Many Genres, One Craft contributor Kaye Dacus' latest release is the end to the Ransome Trilogy. Ransome's Quest follows a tale of love and danger on the Caribbean Sea in the early 1800s.

Commodore William Ransome is searching for his sister, Charlotte, who has been captured by Salvador, the infamous "Robin Hood of the West Indies." When word comes that his wife, Julia, has been kidnapped by the evil pirate, Shaw, Commodore Ransome and his crew frantically search the horizon for the two women he loves. After Charlotte is found, she emerges with revelations about Salvador's true identity and his willingness to help search for Julia.

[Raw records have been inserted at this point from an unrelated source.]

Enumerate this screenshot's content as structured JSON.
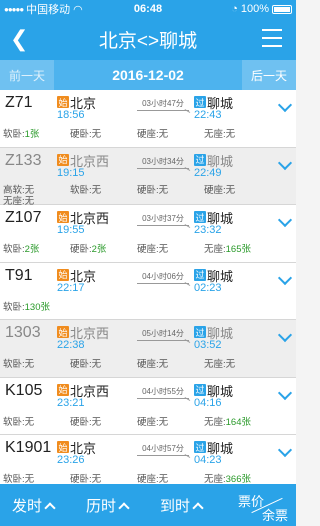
{
  "status": {
    "carrier": "中国移动",
    "time": "06:48",
    "battery": "100%"
  },
  "nav": {
    "title": "北京<>聊城"
  },
  "date_bar": {
    "prev": "前一天",
    "date": "2016-12-02",
    "next": "后一天"
  },
  "badges": {
    "start": "始",
    "pass": "过"
  },
  "trains": [
    {
      "code": "Z71",
      "from": "北京",
      "to": "聊城",
      "dep": "18:56",
      "arr": "22:43",
      "duration": "03小时47分",
      "seats": [
        [
          "软卧:1张",
          "硬卧:无",
          "硬座:无",
          "无座:无"
        ]
      ],
      "style": "normal"
    },
    {
      "code": "Z133",
      "from": "北京西",
      "to": "聊城",
      "dep": "19:15",
      "arr": "22:49",
      "duration": "03小时34分",
      "seats": [
        [
          "高软:无",
          "软卧:无",
          "硬卧:无",
          "硬座:无"
        ],
        [
          "无座:无"
        ]
      ],
      "style": "gray"
    },
    {
      "code": "Z107",
      "from": "北京西",
      "to": "聊城",
      "dep": "19:55",
      "arr": "23:32",
      "duration": "03小时37分",
      "seats": [
        [
          "软卧:2张",
          "硬卧:2张",
          "硬座:无",
          "无座:165张"
        ]
      ],
      "style": "normal"
    },
    {
      "code": "T91",
      "from": "北京",
      "to": "聊城",
      "dep": "22:17",
      "arr": "02:23",
      "duration": "04小时06分",
      "seats": [
        [
          "软卧:130张"
        ]
      ],
      "style": "normal"
    },
    {
      "code": "1303",
      "from": "北京西",
      "to": "聊城",
      "dep": "22:38",
      "arr": "03:52",
      "duration": "05小时14分",
      "seats": [
        [
          "软卧:无",
          "硬卧:无",
          "硬座:无",
          "无座:无"
        ]
      ],
      "style": "gray"
    },
    {
      "code": "K105",
      "from": "北京西",
      "to": "聊城",
      "dep": "23:21",
      "arr": "04:16",
      "duration": "04小时55分",
      "seats": [
        [
          "软卧:无",
          "硬卧:无",
          "硬座:无",
          "无座:164张"
        ]
      ],
      "style": "normal"
    },
    {
      "code": "K1901",
      "from": "北京",
      "to": "聊城",
      "dep": "23:26",
      "arr": "04:23",
      "duration": "04小时57分",
      "seats": [
        [
          "软卧:无",
          "硬卧:无",
          "硬座:无",
          "无座:366张"
        ]
      ],
      "style": "normal"
    }
  ],
  "footer": {
    "depart": "发时",
    "duration": "历时",
    "arrive": "到时",
    "price": "票价",
    "remain": "余票"
  },
  "colors": {
    "primary": "#2aa3e8",
    "start_badge": "#f08c1e",
    "available": "#2a9a2a"
  }
}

It's news that sends shockwaves through the family.

Will Commodore Ransome trust Salvador to help rescue his beloved wife? And what other secrets have been buried like long lost treasure in these waters? Romance, intrigue, and swashbuckling leaps of faith create a wonderfully heroic close to this beloved series.

posted by heidi

Monday, September 19, 2011

MGOC Contributor: Dana Marton

Dana Marton

EXCERPT from "Creating My Niche in Romantic Suspense" by Dana Marton in Many Genres, One Craft: Lessons in Writing Popular Fiction

For the first twelve plus years of my writing career, I wrote five complete novels and numerous partials, then dutifully sent each to multiple agents and publishers. None of those stories were ever published. In the six years that followed, I wrote twenty-five romantic suspense novels that are now published or currently scheduled for publication with Harlequin Intrigue.

You might notice that the second period was somewhat more productive than the first.

So what changed?

For one, continuous writing improved my writing skills. I didn’t send in that first completed book and waited until it sold. I kept writing and submitting through twelve years of rejections. I also found writers’ organizations and learned from their workshops and from other writers. I even went back to college to study writing in a more systematic way. But one of the most important things that finally brought success was that I learned to focus.


Award-winning author Dana Marton has had a passion for reading and writing stories since childhood. She has penned several novels in the SDDU (Secret Designation Defense Unit) series that feature tough as nails heroes, breathtaking suspense and heart pounding romance. Her books are published in seven languages in eleven countries around the world. Ms. Marton has a graduate degree in Writing Popular Fiction from Seton Hill University. When not writing or reading, she loves to browse antique shops and enjoys working in her sizable flower garden. Visit her at